What The New Job Numbers Mean

When it comes to the latest unemployment report, there's good news and there's bad news.

The good news is that the national unemployment rate has slipped to 7.3 percent — that's the lowest rate since December 2008. The labor market has also added jobs; about 169,000 in August.

Ready for the bad news? Well, when it comes to job growth, 169,000 is a pretty unimpressive number, especially considering the high unemployment rate. Economists were expecting job growth to be around 180,000 for the month.

And then there's the unemployment rate, which dropped to 7.3 percent in August, from 7.4 percent in July.
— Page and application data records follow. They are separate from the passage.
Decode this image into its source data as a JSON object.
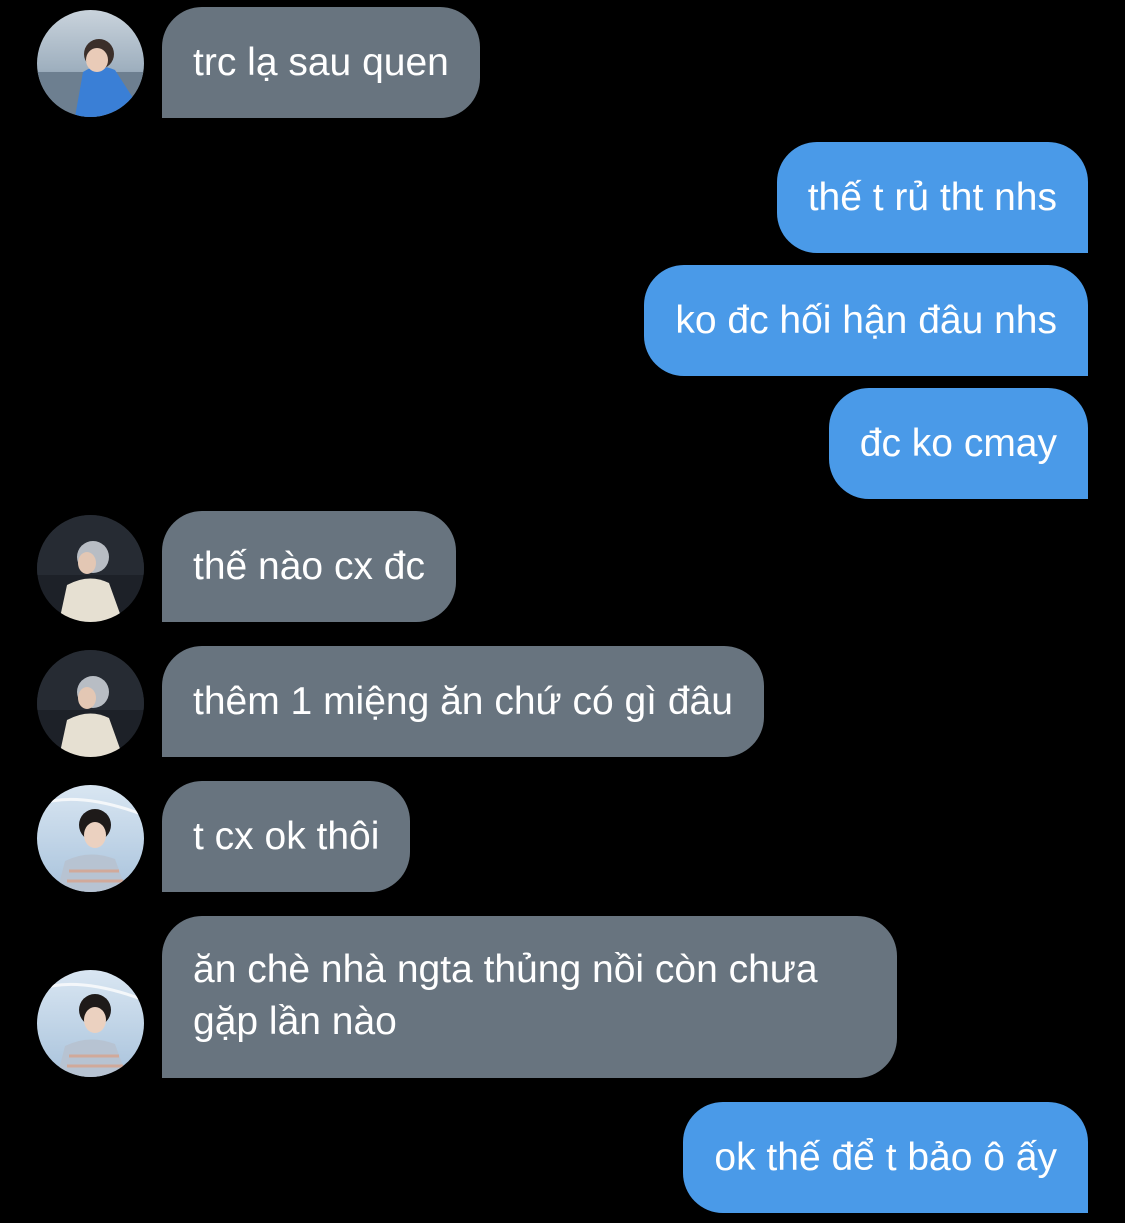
{
  "conversation": {
    "messages": [
      {
        "sender": "them",
        "avatar": "avatar-a",
        "text": "trc lạ sau quen"
      },
      {
        "sender": "me",
        "text": "thế t rủ tht nhs"
      },
      {
        "sender": "me",
        "text": "ko đc hối hận đâu nhs"
      },
      {
        "sender": "me",
        "text": "đc ko cmay"
      },
      {
        "sender": "them",
        "avatar": "avatar-b",
        "text": "thế nào cx đc"
      },
      {
        "sender": "them",
        "avatar": "avatar-b",
        "text": "thêm 1 miệng ăn chứ có gì đâu"
      },
      {
        "sender": "them",
        "avatar": "avatar-c",
        "text": "t cx ok thôi"
      },
      {
        "sender": "them",
        "avatar": "avatar-c",
        "text": "ăn chè nhà ngta thủng nồi còn chưa gặp lần nào"
      },
      {
        "sender": "me",
        "text": "ok thế để t bảo ô ấy"
      }
    ]
  },
  "colors": {
    "background": "#000000",
    "incoming_bubble": "#68747f",
    "outgoing_bubble": "#4a9ae8",
    "text": "#ffffff"
  }
}
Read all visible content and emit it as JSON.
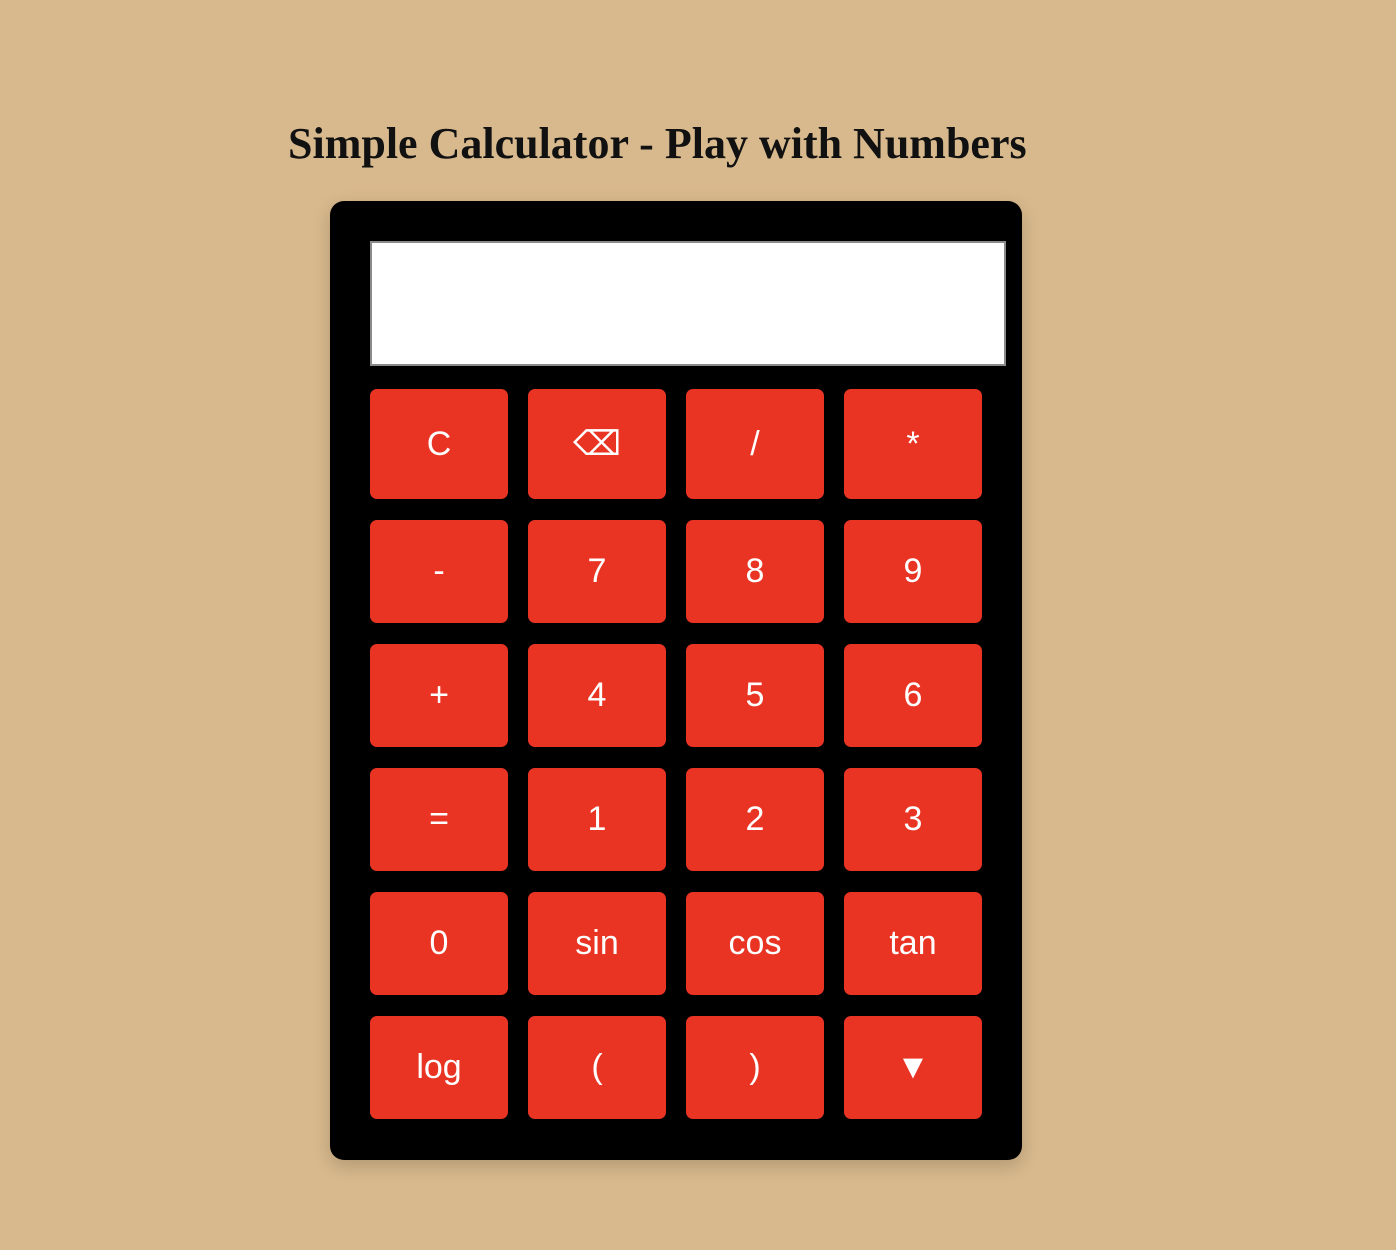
{
  "page": {
    "title": "Simple Calculator - Play with Numbers"
  },
  "display": {
    "value": ""
  },
  "keys": [
    [
      "C",
      "⌫",
      "/",
      "*"
    ],
    [
      "-",
      "7",
      "8",
      "9"
    ],
    [
      "+",
      "4",
      "5",
      "6"
    ],
    [
      "=",
      "1",
      "2",
      "3"
    ],
    [
      "0",
      "sin",
      "cos",
      "tan"
    ],
    [
      "log",
      "(",
      ")",
      "▼"
    ]
  ],
  "colors": {
    "background": "#d8b98d",
    "calculator_body": "#000000",
    "key": "#e93424",
    "key_text": "#ffffff",
    "display": "#ffffff"
  }
}
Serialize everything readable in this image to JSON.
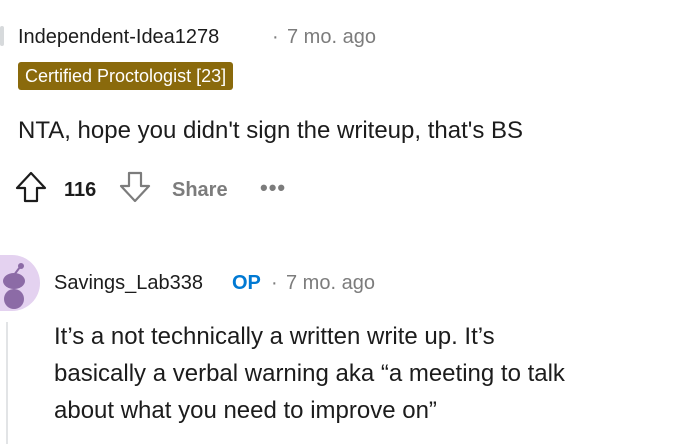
{
  "comments": [
    {
      "author": "Independent-Idea1278",
      "separator": "·",
      "time": "7 mo. ago",
      "flair": "Certified Proctologist [23]",
      "body": "NTA, hope you didn't sign the writeup, that's BS",
      "score": "116",
      "share_label": "Share",
      "more_label": "•••",
      "icons": [
        "upvote-icon",
        "downvote-icon",
        "more-icon"
      ]
    },
    {
      "author": "Savings_Lab338",
      "op_badge": "OP",
      "separator": "·",
      "time": "7 mo. ago",
      "body_lines": [
        "It’s a not technically a written write up. It’s",
        "basically a verbal warning aka “a meeting to talk",
        "about what you need to improve on”"
      ],
      "icons": [
        "snoo-avatar-icon"
      ]
    }
  ],
  "colors": {
    "flair_bg": "#8a6a0c",
    "op_blue": "#0079d3",
    "meta_gray": "#7c7c7c",
    "avatar_bg": "#e4d2f0"
  }
}
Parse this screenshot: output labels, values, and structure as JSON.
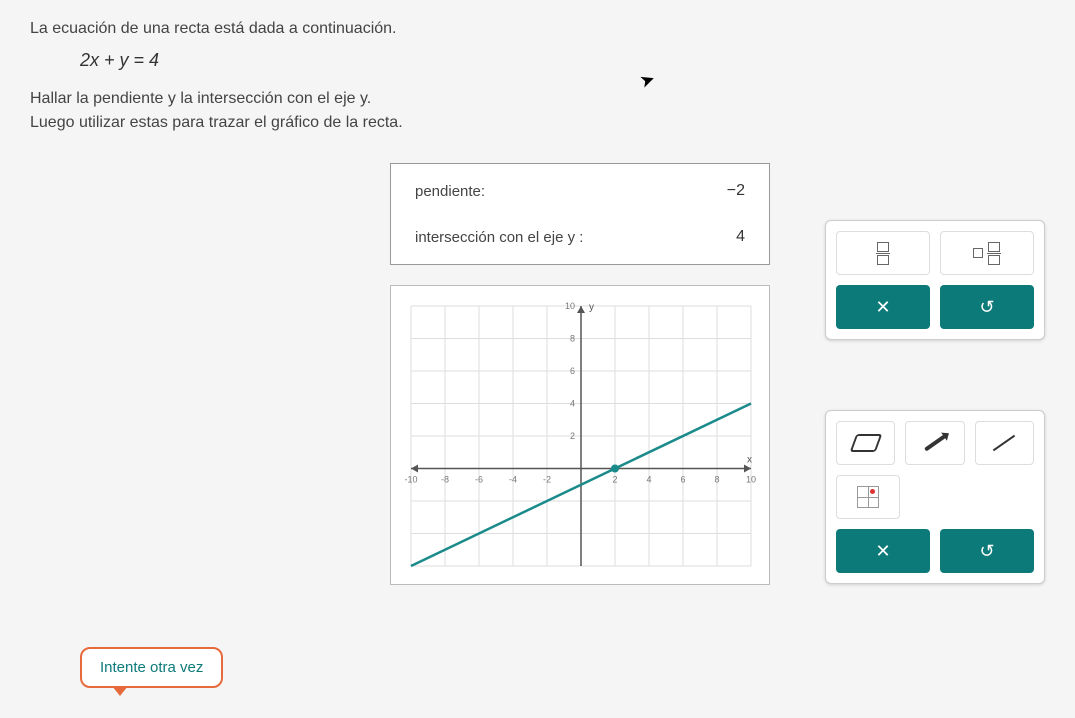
{
  "problem": {
    "intro": "La ecuación de una recta está dada a continuación.",
    "equation": "2x + y = 4",
    "instr1": "Hallar la pendiente y la intersección con el eje y.",
    "instr2": "Luego utilizar estas para trazar el gráfico de la recta."
  },
  "answers": {
    "slope_label": "pendiente:",
    "slope_value": "−2",
    "yint_label": "intersección con el eje y :",
    "yint_value": "4"
  },
  "retry_label": "Intente otra vez",
  "toolpanel_math": {
    "close": "✕",
    "undo": "↺"
  },
  "toolpanel_draw": {
    "close": "✕",
    "undo": "↺"
  },
  "chart_data": {
    "type": "line",
    "xlim": [
      -10,
      10
    ],
    "ylim": [
      -6,
      10
    ],
    "xticks": [
      -10,
      -8,
      -6,
      -4,
      -2,
      2,
      4,
      6,
      8,
      10
    ],
    "yticks": [
      2,
      4,
      6,
      8,
      10
    ],
    "grid": true,
    "series": [
      {
        "name": "user-drawn-line",
        "points": [
          [
            -10,
            -6
          ],
          [
            2,
            0
          ],
          [
            10,
            4
          ]
        ],
        "marker_point": [
          2,
          0
        ],
        "color": "#1a8a8a"
      }
    ],
    "axis_labels": {
      "x": "x",
      "y": "y"
    }
  }
}
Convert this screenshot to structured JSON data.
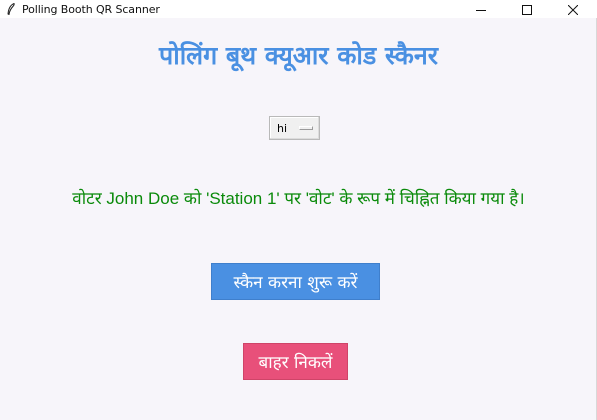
{
  "window": {
    "title": "Polling Booth QR Scanner",
    "app_icon": "feather-icon",
    "controls": {
      "minimize_icon": "minimize-icon",
      "maximize_icon": "maximize-icon",
      "close_icon": "close-icon"
    }
  },
  "main": {
    "heading": "पोलिंग बूथ क्यूआर कोड स्कैनर",
    "language_select": {
      "selected": "hi"
    },
    "status_message": "वोटर John Doe को 'Station 1' पर 'वोट' के रूप में चिह्नित किया गया है।",
    "scan_button": "स्कैन करना शुरू करें",
    "exit_button": "बाहर निकलें"
  },
  "colors": {
    "heading": "#4a90e2",
    "status": "#0a8a0a",
    "scan_button_bg": "#4a90e2",
    "exit_button_bg": "#e8507a",
    "background": "#f7f5fa"
  }
}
It turns out that the improvement in the unemployment rate was more a factor of people giving up on looking for work than people actually finding jobs. According to the Labor Department, more than 300,000 people gave up on the job hunt in August.

During August, businesses were responsible for adding about 152,000 jobs while government work, both state and federal, accounted for around 17,000 jobs. The retail and health care sectors saw the biggest growth in employment.

Jobs numbers have been receiving intense scrutiny lately, as the Federal Reserve starts to finalize plans for tapering, or weaning off of the government's quantitative easing plan. Good job numbers mean that final plans for tapering could be discussed at the Fed's September meeting, while a less robust report means that plans may be pushed back a bit further.

But the report isn't necessarily a reason to panic — a summer slump isn't all that unusual and some signs in the report were positive. In August, the average work week increased to 34.5 hours from 34.4 hours, a sign that hiring could pick up in the near-term. The underemployment rate, which looks at several groups including part-time workers who would rather work full time, also dropped to 13.7 percent from 14 percent.